Year 3

The UCSF Shared Research and Teaching Laboratory has had a very successful third year of operation. With regard to the research component, the large scope of the projects we support reflects the breadth and depth of stem cell research at this institution. The users of our facility include faculty members and their laboratory personnel who focus on the inner workings of stem cells as well as neuronal, uterine, placental, pancreatic, blood cell and cancer biology. This year the number of scientists using our CIRM-sponsored laboratories increased by approximately 50%. Here they grow human embryonic stem cells and induced pluripotent stem cells, i.e., adult cells that have been reprogrammed back to a naïve state. Our investigators also make full use of our equipment, which includes state-of-the-art microscopes for examining the fine structure of cells and for taking movies that enable analysis of their behavior. We also use our CIRM Laboratory to demonstrate new equipment such as a machine that uses very gentle conditions to do live sorts of stem cell subpopulations. Thus, these cells can be studied in the laboratory or injected into animals to determine their regenerative capacity. This capability augments other sorting methods that are well established in our facility.
Our management team and oversight committee have been stable since the Laboratory opened. Drs. Linda Giudice and Susan Fisher continue to establish overall directions. Dr. Fisher is responsible for day-to-day operations, which are overseen by Mr. Nick LaRoque. He works closely with the users to make sure that they comply with facility rules that ensure maximum use while maintaining the equipment in good working order. As facility usage dramatically increased this year, Mr. LaRoque’s high level of involvement was a major factor in making sure that our Shared Laboratory continued to function optimally. The remaining members of our team play crucial roles in teaching the lecture and laboratory portions of our course. Our oversight committee, which is headed by Dr. Arnold Kriegstein, the Director of the Eli & Edith Broad Center for Regeneration Medicine and Stem Cell Research at UCSF, is composed of our management team and leading UCSF stem cell researchers who represent the major disease pipelines at our institution and who are major users of our CIRM Laboratory.
A major accomplishment during the current year was the establishment of a recharge system that enables us to provide our users with supplies and medium at substantially reduced costs, which are achieved by making bulk purchases. Mr. LaRoque, Mr. Jones and Dr. Fisher managed the process whereby we submitted a recharge proposal, which was approved by UCSF, and the roll out of this new, very popular service, which enables our users to purchase supplies at reduced rates, which are made possible by bulk purchases.
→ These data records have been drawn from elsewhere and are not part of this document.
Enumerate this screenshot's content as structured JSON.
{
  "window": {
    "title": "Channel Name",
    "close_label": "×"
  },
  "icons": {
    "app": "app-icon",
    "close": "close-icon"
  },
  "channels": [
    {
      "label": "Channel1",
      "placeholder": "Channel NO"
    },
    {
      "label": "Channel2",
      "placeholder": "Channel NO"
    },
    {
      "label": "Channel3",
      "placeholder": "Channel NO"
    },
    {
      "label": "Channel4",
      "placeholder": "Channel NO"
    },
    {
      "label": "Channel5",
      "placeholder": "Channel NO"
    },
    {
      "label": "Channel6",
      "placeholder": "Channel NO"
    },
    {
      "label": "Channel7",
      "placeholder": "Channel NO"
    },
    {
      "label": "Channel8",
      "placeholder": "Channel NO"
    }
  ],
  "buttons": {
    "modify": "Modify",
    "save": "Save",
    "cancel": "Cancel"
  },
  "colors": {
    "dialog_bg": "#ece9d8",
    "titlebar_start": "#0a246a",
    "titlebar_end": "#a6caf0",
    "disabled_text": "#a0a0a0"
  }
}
With regard to our Teaching efforts, we offer a 5-day course. Dr. Fisher, Dr. McMaster and Mr. LaRoque direct the didactic portion, which occupies the mornings. They and the entire staff participate in the laboratories, which are held in the afternoons. Mr. Keith Jones provides a great deal of administrative support. Mr. LaRoque handles subsequent communications with our attendees, directing inquiries to the appropriate course instructor. This year we taught 4 one-week courses that were attended by 34 students at all levels including undergraduates from the City College and State University systems who are our partners in the Bridges Program. The lectures included a substantial amount of material on the early stages of human development, important information for stem cell scientists who are trying to recapitulate these processes for therapeutic purposes. Other topics are related to development/diseases of the pancreas, liver, blood cells, heart, brain and digestive system. We also cover current concepts with regard to the role of cancer stem cells in tumor formation, metastasis and recurrence. In the laboratory portion of the course, students learn how to grow and bank human embryonic stem cells. We also teach state-of-the-art methods for analyzing these cells. Finally, we offer one-on-one training sessions in stem cell culture and methods of analysis for scientists who need to jumpstart their projects and, therefore, cannot wait for our next course offering.
For the first time this year we offered a specialized workshop on neural induction. The day started with an overview lecture. The group of 18 attendees was divided into 3 sections for the laboratory portion of the course in which they learned how to produce and passage these cell clusters.
In summary, the users and the Oversight Committee are happy with the way our facility is working. Therefore, no major operational adjustments are anticipated. The courses and the workshops were also highly rated by the participants. Therefore, we do not plan any major changes to our curriculum during the coming year.